Lotteries are games of chance that people play for a variety of reasons. Some are for entertainment, some are as a way to win money, and others are as a way to help raise money for charities or for public works projects.
Many states run lottery games, and they have a long history of being successful in raising revenue for state and local governments. Historically, the primary reason for the adoption of lotteries has been to provide a source of revenue without burdening the public with additional taxes.
A state may choose to adopt a lottery to raise money for a particular project or program, such as building roads or constructing schools. In the United States, lotteries have been used to fund public works projects and to build colleges like Harvard and Yale.

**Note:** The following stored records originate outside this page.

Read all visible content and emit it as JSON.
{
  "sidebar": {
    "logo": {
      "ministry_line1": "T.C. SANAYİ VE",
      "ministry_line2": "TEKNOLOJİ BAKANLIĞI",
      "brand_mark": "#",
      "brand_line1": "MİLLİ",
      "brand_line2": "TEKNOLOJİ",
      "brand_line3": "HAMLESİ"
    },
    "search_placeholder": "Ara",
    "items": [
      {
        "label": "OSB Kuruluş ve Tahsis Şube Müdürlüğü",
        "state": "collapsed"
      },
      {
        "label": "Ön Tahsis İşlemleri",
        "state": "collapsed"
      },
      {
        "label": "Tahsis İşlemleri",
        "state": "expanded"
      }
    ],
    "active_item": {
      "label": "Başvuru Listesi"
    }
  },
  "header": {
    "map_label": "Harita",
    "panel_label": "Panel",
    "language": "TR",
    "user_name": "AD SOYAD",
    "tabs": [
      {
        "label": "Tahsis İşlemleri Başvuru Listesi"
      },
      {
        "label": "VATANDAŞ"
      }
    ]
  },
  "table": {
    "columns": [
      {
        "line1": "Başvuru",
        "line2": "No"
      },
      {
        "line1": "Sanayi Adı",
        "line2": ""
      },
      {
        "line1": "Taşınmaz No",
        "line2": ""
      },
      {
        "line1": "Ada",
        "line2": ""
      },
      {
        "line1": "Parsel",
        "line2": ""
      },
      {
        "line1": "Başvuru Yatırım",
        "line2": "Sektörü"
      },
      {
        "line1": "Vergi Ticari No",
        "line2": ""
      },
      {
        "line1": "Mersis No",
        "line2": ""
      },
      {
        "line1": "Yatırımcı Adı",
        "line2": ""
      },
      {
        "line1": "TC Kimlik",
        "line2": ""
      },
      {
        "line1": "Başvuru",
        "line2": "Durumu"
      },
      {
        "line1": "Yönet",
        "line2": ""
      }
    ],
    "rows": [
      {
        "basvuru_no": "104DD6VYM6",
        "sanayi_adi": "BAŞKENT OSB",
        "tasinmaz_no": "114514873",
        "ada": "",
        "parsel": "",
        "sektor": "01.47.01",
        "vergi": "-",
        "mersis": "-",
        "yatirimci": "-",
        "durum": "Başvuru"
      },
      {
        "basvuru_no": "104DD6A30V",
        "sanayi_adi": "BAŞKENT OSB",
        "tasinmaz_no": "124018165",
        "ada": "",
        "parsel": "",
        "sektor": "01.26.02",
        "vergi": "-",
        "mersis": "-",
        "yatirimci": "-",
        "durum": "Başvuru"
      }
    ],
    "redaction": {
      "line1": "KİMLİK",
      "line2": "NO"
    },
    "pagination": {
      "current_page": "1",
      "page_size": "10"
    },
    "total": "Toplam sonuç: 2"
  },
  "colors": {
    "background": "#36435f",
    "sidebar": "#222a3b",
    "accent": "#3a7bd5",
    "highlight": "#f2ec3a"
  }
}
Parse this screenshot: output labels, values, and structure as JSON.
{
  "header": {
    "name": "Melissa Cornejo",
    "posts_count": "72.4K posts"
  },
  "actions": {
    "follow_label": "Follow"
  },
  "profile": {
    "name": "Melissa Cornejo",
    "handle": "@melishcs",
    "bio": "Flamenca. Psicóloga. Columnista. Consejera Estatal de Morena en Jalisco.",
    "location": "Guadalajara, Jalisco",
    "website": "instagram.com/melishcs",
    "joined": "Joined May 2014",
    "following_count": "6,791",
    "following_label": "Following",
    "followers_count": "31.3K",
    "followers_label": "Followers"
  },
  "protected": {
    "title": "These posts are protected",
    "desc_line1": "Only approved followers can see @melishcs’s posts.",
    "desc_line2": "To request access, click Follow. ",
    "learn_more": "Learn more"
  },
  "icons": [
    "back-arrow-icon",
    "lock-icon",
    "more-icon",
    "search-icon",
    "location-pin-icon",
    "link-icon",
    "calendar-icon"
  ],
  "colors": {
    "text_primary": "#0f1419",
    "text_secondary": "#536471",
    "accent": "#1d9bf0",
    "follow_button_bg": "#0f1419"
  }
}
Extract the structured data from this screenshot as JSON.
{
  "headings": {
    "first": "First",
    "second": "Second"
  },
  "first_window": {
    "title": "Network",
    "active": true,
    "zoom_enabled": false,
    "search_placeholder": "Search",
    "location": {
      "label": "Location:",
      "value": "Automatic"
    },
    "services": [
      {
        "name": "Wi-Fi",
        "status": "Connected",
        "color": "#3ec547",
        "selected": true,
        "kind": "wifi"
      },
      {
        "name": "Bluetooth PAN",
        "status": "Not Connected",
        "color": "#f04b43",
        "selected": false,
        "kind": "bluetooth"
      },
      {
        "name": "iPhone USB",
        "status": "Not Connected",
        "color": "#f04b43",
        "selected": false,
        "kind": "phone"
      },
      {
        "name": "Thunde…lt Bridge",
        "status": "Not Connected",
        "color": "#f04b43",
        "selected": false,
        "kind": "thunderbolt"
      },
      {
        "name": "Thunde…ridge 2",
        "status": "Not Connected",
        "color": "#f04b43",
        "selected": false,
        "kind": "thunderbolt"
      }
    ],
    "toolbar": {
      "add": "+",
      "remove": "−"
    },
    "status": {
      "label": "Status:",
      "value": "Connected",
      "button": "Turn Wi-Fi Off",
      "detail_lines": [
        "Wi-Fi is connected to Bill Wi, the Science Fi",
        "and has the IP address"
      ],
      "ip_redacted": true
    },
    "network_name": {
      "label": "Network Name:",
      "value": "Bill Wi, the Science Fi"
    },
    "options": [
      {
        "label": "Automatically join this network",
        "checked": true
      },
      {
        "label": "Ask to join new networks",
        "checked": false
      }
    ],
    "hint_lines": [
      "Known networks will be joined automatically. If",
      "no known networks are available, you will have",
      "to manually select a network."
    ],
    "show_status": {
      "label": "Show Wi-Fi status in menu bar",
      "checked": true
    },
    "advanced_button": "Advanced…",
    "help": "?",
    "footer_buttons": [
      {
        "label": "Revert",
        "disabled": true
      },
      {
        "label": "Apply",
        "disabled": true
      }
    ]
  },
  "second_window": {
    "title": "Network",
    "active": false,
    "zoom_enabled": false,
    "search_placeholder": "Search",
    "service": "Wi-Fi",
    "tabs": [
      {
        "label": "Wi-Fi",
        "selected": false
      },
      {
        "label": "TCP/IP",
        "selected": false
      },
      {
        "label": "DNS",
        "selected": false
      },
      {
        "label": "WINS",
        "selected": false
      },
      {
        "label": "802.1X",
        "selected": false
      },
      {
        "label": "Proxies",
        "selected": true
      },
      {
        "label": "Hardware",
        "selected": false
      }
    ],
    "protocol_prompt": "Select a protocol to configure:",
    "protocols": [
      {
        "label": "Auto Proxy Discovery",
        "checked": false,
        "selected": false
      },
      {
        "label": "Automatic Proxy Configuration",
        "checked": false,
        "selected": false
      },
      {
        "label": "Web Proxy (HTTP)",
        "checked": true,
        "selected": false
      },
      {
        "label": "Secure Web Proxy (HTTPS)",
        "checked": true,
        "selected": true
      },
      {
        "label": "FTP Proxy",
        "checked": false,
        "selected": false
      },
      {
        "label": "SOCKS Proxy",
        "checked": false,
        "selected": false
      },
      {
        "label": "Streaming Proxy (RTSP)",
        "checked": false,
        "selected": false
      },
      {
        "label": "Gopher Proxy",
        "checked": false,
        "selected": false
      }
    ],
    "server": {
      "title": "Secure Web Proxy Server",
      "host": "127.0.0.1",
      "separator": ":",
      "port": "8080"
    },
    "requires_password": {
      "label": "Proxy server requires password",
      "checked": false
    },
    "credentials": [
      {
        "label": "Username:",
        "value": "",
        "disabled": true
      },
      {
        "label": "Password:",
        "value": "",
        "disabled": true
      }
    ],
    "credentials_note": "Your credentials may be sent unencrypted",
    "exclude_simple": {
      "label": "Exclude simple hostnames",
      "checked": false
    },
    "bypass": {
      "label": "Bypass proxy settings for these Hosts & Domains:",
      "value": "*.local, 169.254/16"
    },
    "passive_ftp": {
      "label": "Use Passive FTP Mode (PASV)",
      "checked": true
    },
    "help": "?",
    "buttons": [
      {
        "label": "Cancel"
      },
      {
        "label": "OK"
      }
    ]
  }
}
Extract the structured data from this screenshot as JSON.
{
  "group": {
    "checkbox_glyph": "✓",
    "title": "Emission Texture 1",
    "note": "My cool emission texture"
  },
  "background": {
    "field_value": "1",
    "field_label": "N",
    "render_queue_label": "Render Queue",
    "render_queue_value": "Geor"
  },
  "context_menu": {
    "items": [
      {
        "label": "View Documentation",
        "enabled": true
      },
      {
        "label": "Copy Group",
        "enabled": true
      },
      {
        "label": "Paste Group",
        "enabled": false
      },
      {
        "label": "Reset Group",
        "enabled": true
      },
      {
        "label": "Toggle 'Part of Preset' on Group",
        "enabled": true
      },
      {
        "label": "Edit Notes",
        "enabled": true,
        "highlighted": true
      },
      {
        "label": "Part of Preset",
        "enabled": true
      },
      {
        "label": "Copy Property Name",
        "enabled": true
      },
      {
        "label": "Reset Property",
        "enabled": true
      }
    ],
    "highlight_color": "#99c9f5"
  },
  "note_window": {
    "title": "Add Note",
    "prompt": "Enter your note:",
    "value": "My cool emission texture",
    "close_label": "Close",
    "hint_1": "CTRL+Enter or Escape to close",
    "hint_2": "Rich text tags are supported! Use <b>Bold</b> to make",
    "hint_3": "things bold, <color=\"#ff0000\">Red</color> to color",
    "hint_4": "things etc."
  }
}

The lottery has also been criticized as an addictive form of gambling. The cost of tickets can add up over time, and the odds of winning are slim. The prizes are rarely huge, and even if you win, they can be worth far less than the amount you paid for them.
How the lottery works
In most state and local lotteries, you buy a ticket for a specific number of numbers. Then, once a day, the lottery randomly picks those numbers and gives you a prize if any of those numbers match yours. The lottery may offer a lump-sum payment, or it may pay out the winnings in installments over several years.
Most state lotteries operate under a government-appointed board or commission to oversee the operation of the lottery. Such boards and commissions are charged with selecting retailers to sell lottery tickets; ensuring that lottery terminals operate properly; assisting retailers in promoting the game and in paying high-tier prizes; and enforcing lottery law and rules.
There are many different kinds of lottery games, including daily numbers, keno and video poker. Some of them are more popular than others and have a higher proportion of winners than other types of games.
Some lottery games offer prizes that are based on how many times the numbers are drawn, or on what fraction of the total amount is won. Some jackpots, for example, are calculated based on a formula that takes into account how many tickets were sold and the numbers drawn.
These formulas are mathematically derived, and are based on the probability of each prize being awarded times the amount of the prize. Consequently, if the prizes are lower than the amount of the money that is taken in from ticket sales, then the money from ticket sales will be enough to pay for all the advertised prizes.
Other lottery games, such as the Mega Millions and Powerball, offer super-sized jackpots that can be a windfall for the winners. These jackpots are often offered in addition to other prizes, and this increases the number of people who play.
There are also games that offer a fixed prize structure, meaning the prize amount is set no matter how many tickets are sold. For example, the Pick 5 game is a five-digit game with a fixed prize structure that typically offers prizes of up to $100,000.